=== Exercise data ===
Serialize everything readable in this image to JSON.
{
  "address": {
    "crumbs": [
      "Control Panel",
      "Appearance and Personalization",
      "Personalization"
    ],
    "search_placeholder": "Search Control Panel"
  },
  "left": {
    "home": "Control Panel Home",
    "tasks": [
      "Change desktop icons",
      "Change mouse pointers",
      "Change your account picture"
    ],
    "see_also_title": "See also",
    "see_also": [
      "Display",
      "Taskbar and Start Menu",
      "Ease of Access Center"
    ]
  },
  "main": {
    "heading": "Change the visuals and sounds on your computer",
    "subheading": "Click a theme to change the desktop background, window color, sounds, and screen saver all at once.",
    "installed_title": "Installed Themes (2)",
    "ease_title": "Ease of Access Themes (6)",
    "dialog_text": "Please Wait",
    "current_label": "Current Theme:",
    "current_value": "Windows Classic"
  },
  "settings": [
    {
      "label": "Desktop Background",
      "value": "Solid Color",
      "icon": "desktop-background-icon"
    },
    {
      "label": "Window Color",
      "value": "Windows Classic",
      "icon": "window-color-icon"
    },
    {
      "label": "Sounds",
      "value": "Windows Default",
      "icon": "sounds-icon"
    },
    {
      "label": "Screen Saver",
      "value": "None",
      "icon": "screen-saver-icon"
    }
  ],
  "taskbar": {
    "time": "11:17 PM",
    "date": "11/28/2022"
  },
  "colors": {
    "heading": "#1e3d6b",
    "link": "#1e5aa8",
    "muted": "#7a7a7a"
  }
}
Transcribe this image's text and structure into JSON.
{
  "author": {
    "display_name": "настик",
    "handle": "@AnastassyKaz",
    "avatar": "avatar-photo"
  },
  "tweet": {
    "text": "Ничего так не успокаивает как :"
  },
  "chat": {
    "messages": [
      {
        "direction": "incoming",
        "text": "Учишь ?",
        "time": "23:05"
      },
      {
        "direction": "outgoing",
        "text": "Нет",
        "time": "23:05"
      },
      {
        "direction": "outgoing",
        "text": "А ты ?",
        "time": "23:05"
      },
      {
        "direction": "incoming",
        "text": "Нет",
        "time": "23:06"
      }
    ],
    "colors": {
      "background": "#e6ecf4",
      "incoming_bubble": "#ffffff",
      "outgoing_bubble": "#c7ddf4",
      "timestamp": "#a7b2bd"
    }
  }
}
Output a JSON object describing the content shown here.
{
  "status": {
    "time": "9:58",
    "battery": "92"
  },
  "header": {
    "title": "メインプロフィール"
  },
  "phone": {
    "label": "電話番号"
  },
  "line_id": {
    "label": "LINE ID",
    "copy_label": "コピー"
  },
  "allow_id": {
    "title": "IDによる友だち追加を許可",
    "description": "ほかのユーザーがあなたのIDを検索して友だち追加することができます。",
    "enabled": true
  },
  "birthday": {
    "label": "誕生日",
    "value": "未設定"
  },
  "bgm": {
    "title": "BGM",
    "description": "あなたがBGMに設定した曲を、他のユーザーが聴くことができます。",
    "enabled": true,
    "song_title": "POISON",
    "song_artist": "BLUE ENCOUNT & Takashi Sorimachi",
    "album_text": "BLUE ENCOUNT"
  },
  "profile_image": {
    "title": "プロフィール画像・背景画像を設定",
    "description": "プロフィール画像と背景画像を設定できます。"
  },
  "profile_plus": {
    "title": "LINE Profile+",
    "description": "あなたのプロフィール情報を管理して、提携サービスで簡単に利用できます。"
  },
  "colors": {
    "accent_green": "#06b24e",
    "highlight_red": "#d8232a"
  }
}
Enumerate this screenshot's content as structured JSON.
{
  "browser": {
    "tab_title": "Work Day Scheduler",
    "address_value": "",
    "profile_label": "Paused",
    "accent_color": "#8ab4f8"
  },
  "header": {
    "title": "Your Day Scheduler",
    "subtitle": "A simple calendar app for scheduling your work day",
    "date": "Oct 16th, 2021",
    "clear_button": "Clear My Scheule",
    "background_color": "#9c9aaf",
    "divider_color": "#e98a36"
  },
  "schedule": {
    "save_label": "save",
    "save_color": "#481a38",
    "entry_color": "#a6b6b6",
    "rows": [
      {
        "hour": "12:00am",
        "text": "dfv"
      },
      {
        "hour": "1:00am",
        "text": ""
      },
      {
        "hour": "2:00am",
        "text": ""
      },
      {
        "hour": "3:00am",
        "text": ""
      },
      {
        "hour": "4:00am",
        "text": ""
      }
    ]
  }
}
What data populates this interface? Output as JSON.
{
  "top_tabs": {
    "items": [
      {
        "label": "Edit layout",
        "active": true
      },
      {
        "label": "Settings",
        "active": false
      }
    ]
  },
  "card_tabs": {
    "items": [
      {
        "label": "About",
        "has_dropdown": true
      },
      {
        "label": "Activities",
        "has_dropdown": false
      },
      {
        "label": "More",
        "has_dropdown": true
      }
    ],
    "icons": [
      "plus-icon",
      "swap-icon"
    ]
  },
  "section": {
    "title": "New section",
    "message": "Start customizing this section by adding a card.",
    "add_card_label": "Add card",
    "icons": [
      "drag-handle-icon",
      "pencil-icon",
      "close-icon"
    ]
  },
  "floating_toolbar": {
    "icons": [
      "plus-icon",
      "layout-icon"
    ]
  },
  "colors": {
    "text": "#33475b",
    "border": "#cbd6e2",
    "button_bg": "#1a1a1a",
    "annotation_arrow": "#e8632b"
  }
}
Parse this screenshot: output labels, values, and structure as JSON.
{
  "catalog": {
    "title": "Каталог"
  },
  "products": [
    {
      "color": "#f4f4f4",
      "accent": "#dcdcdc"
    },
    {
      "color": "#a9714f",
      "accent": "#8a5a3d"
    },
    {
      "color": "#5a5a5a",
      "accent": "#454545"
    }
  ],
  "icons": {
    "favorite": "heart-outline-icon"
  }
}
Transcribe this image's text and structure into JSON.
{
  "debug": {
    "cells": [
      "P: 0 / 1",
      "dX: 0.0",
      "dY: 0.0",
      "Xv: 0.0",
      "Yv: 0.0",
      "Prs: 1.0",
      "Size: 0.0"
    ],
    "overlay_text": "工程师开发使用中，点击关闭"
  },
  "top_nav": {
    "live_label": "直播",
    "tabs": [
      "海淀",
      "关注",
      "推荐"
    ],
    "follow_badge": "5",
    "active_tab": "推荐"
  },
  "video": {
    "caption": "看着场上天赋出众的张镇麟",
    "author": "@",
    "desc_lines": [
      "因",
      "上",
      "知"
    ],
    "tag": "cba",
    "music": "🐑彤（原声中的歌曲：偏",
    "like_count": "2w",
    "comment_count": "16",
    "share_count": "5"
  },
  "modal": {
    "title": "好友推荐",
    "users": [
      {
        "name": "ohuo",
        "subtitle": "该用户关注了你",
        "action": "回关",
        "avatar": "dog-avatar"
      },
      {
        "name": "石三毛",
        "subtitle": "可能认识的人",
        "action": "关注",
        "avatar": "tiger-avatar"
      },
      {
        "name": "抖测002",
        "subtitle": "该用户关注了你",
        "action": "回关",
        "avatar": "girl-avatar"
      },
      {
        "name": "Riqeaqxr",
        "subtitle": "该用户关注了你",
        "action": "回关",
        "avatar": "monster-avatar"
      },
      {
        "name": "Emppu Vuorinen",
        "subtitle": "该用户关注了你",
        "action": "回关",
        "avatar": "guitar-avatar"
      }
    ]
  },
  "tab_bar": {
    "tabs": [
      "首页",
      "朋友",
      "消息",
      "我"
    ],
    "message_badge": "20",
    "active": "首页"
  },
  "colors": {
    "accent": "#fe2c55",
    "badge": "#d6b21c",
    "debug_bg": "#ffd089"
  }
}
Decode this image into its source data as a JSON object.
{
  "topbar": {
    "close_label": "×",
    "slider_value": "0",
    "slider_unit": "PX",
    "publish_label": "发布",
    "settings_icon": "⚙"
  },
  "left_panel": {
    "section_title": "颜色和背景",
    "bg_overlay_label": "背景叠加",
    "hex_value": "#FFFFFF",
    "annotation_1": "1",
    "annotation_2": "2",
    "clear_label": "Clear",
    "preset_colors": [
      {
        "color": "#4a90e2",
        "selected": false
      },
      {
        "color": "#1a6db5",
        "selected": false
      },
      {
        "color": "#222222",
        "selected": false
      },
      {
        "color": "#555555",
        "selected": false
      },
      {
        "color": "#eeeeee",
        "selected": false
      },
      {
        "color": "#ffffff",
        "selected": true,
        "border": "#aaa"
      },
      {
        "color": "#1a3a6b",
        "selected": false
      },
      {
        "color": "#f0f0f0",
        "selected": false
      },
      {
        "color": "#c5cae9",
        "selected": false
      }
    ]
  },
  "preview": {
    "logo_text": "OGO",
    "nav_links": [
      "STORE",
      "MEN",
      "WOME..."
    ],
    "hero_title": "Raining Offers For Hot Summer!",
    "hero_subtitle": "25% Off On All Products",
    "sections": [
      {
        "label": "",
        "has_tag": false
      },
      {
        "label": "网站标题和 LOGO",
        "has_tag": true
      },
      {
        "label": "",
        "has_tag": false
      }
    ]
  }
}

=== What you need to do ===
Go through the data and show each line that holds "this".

=== Task response ===
Serialize everything readable in this image to JSON.
Transcribe this image's text and structure into JSON.
Enumerate this screenshot's content as structured JSON.
What data populates this interface? Output as JSON.
    "message": "Start customizing this section by adding a card.",
Parse this screenshot: output labels, values, and structure as JSON.
Transcribe this image's text and structure into JSON.
Decode this image into its source data as a JSON object.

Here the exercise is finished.